The wedding of the Duke and Duchess of Cambridge (a.k.a. Prince Harry’s brother, Prince William, and his wife, nee Kate Middleton) in 2011 featured an eight-tier fruitcake clocking in at 220 pounds and measuring a little over three feet wide and three feet tall. It was made by a team led by pastry chef Fiona Cairns.

That creation is downright modest compared with the cakes of some of the princes’ ancestors. Their great-grandparents, the Duke of York/future King George VI and Lady Elizabeth Bowes-Lyon (later the Queen Mother), had a nine-foot, three-tier, 800-pound cake from McVitie and Price biscuit company in 1923. When the future Queen Elizabeth II and Philip Mountbatten (now Prince Philip, the Duke of Edinburgh), the princes’ grandparents, married in 1947, they, too, had a nine-foot McVitie’s wedding cake, though this one was spread over four tiers. It was the official wedding cake among the 11 the couple received.

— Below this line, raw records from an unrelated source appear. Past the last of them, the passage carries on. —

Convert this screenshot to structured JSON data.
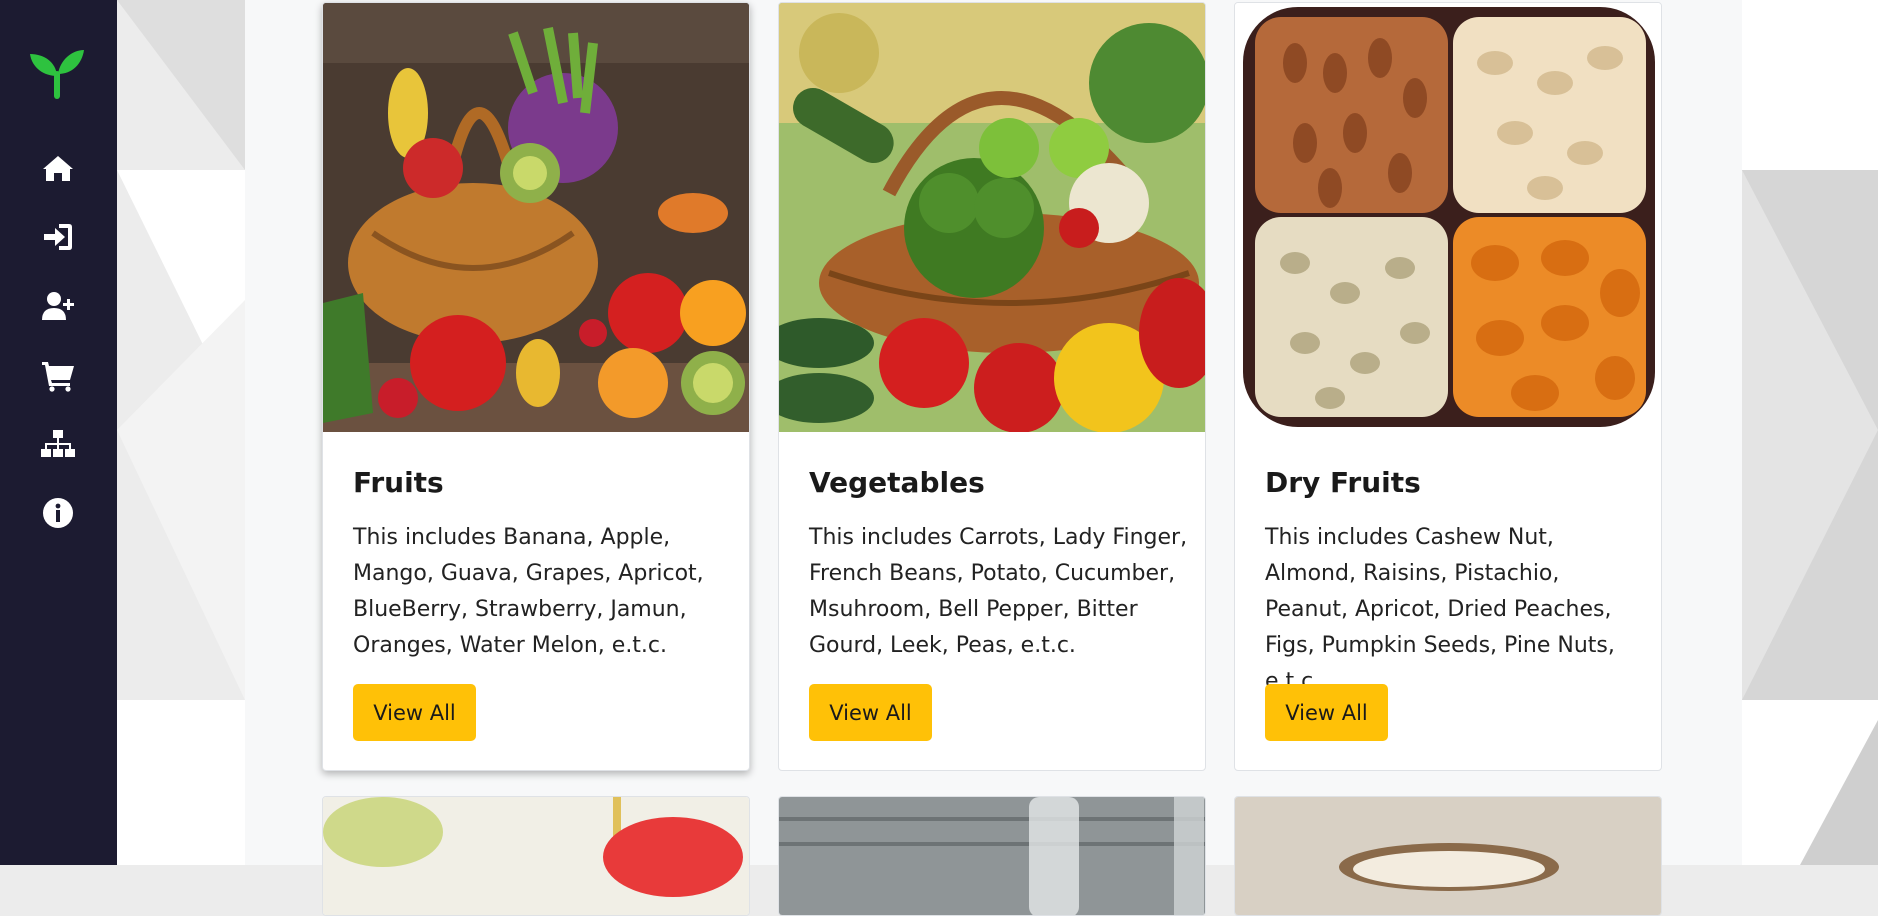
{
  "nav": {
    "brand_icon": "sprout-icon",
    "items": [
      {
        "icon": "home-icon"
      },
      {
        "icon": "login-icon"
      },
      {
        "icon": "user-plus-icon"
      },
      {
        "icon": "cart-icon"
      },
      {
        "icon": "sitemap-icon"
      },
      {
        "icon": "info-icon"
      }
    ]
  },
  "categories": [
    {
      "title": "Fruits",
      "description": "This includes Banana, Apple, Mango, Guava, Grapes, Apricot, BlueBerry, Strawberry, Jamun, Oranges, Water Melon, e.t.c.",
      "button": "View All"
    },
    {
      "title": "Vegetables",
      "description": "This includes Carrots, Lady Finger, French Beans, Potato, Cucumber, Msuhroom, Bell Pepper, Bitter Gourd, Leek, Peas, e.t.c.",
      "button": "View All"
    },
    {
      "title": "Dry Fruits",
      "description": "This includes Cashew Nut, Almond, Raisins, Pistachio, Peanut, Apricot, Dried Peaches, Figs, Pumpkin Seeds, Pine Nuts, e.t.c.",
      "button": "View All"
    }
  ],
  "colors": {
    "sidebar": "#1c1b31",
    "brand_green": "#2ec23f",
    "button": "#ffc107"
  }
}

Similar to other long-held traditions — wearing a white wedding dress, Christmas trees — the showpiece wedding cake was popularized by a pair of legendary forebears, Queen Victoria and Prince Albert, says British food historian Annie Gray. (Many previous royal weddings were small, even private, affairs. See: Henry VIII.) Their 300-pound, nine-foot-wide round cake featured foot-high sugar models of the royal couple . . . wearing togas. Tiers began to evolve with the weddings of Queen Victoria’s children, as did vases of flowers on top. When Prince Harry’s parents, Prince Charles and Princess Diana, were married in 1981, their five-tier cake was topped with roses, lilies of the valley and orchids.